More than employees, and beyond paid caregivers, Willie and Sam have become a surrogate uncle and father, respectively, to the school aged Hally over the course of his young life. Beset with a handicapped, alcoholic, unemployed father and a loyal drudge of a mother, the lonely young man has experienced a dearth of satisfying role models to emulate. Though repeatedly told by his never seen father that black men are inferior, a group to be dominated and demeaned, Hally struggles with the lessons of his unsatisfying white parentage, juxtaposed with loving and safe relationships that society has deemed unseemly.

It is the tragic flaw of Hally that in order to please the pseudo father he disrespects, he feels he must annihilate the solid foundations he has built with his "true" African family. It is to the immense credit of Nate Burger, a promising, relative newcomer to the Chicago stage, that Hally's adolescent manic depressive unraveling comes off as neither whiny nor petulant. For every minute of the 100-minute, dialogue heavy production, Burger's words, mannerisms and emotions are packed with the realism required to shatter the audience's heart in tandem with Hally's.

Deserving of no less credit for sustaining the rise and fall of the dramatic arc are Bryant and Wilson. This well cast pair play beautifully off each other, whether comedically, as Willie and Sam prepare for an upcoming ballroom dance competition, or dramatically, as the men reel from the sudden insults and injuries inflicted by their young friend. Wilson, in particular, seems lit by an internal fire, driven by a personal meaning that spills over into his portrayal of Sam. At the end of the evening's performance as Sam gazes wistfully after the departed Hally, the bitter tears in Wilson's eyes seem informed by more than the moment. It is the audience's ability to tap into Wilson's naked vulnerability that lends Athol Fugard's acclaimed play an additional boost of power.

Director Jonathan Wilson manages to coach painfully complex and restrained performances from the three principles with such even tempo that the dialogue takes on the rhythm of a practiced Viennese waltz. It will be interesting to discover if and how those dynamics will change when the director takes over the role of Sam on March 3rd.

Scenic Designer Timothy Mann, in collaboration with Lighting Designer Heather Gilbert and Sound Designer Christopher Kriz, do a splendid job of evoking the unique suffocation of heat and torrential rain on a South African afternoon. The small details and minimalist set design construct a clean and neat cafe locale that stands in stark contrast to the emotional mess heaved about for the production's one hour and 40 minute running time. The oxygen choked atmosphere mimics the stinging rhetorical environment in which Hally, Willie and Sam play out their own mini-revolution.
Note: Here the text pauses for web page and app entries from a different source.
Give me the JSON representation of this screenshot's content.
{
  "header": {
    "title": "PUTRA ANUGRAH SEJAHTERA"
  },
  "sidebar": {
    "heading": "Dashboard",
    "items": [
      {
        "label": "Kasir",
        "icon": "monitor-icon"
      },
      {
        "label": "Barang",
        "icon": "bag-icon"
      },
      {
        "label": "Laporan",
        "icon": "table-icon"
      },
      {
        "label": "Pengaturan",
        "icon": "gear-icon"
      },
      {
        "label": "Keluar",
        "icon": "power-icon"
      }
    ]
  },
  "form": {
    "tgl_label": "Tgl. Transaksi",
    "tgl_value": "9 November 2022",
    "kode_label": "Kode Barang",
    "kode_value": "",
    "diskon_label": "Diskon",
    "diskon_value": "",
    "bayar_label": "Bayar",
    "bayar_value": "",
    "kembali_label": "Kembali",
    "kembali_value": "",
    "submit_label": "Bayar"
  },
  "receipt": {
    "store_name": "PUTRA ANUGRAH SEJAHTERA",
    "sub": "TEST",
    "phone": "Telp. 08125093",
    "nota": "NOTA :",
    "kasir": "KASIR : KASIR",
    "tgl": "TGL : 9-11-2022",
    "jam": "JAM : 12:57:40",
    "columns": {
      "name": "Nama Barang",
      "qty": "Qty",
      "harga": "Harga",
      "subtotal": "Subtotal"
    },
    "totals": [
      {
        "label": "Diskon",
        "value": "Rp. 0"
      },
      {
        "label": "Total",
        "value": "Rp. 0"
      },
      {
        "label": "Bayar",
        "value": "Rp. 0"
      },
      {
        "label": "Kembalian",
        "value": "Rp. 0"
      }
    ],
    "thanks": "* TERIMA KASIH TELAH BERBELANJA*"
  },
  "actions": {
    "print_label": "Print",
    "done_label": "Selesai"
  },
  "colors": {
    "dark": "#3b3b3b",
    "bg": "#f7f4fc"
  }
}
The indelible impression left by TimeLine Theatre Company's 'Master Harold"...And the Boys is one that we come away with so often in a post-Obama "Yes We Can" 21st Century America - that sense of having come so far in some ways, but of having fallen so profoundly short in humanity's work at the end of the afternoon.

Due to strong language, partial nudity and mild violence, 'Master Harold'...And the Boys might be considered inappropriate for younger children. However, that said, the play is an important history lesson, past and present, that will provide intellectual food for thought long after the curtain drops.
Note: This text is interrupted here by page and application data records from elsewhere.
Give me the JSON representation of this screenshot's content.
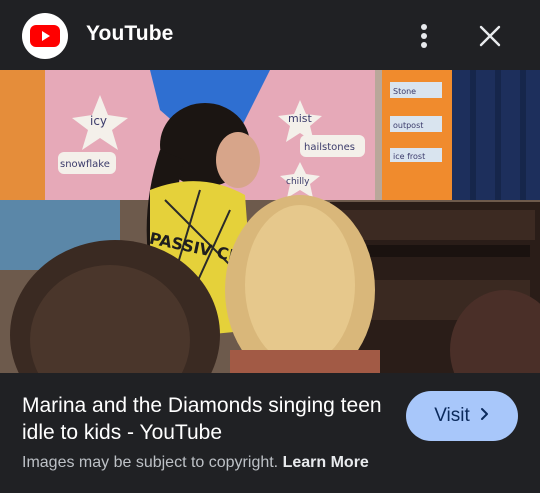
{
  "header": {
    "site_name": "YouTube",
    "logo_icon": "youtube-logo-icon",
    "menu_icon": "more-vert-icon",
    "close_icon": "close-icon"
  },
  "image": {
    "description_icon": "photo-content",
    "lens_icon": "google-lens-icon",
    "board_labels": [
      "icy",
      "snowflake",
      "mist",
      "hailstones",
      "chilly",
      "Stone",
      "outpost",
      "ice frost"
    ],
    "shirt_text": "PASSIV CHART"
  },
  "result": {
    "title": "Marina and the Diamonds singing teen idle to kids - YouTube",
    "visit_label": "Visit",
    "visit_icon": "chevron-right-icon",
    "copyright_text": "Images may be subject to copyright.",
    "learn_more_label": "Learn More"
  },
  "colors": {
    "background": "#202124",
    "visit_bg": "#a8c7fa",
    "youtube_red": "#ff0000"
  }
}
Master Harold and the Boys runs through March 21, 2010 at TimeLine Theatre, 615 W. Wellington Ave. Chicago.

Performance schedule:: Wednesday - Thursday at 7:30pm; Friday at 8pm; Saturday at 4pm and 8pm; Sunday at 2pm. Info phone: 773-281-8463, ext. 24. For more information visit the TimeLine Theatre Web site.

Becky Sarwate is the President of the Illinois Woman's Press Association, founded in 1885. She's also a part-time freelance writer, award-winning columnist and blogger who lives in the Ravenswood neighborhood of Chicago with her partner Bob and their pet menagerie . Keep up with Becky at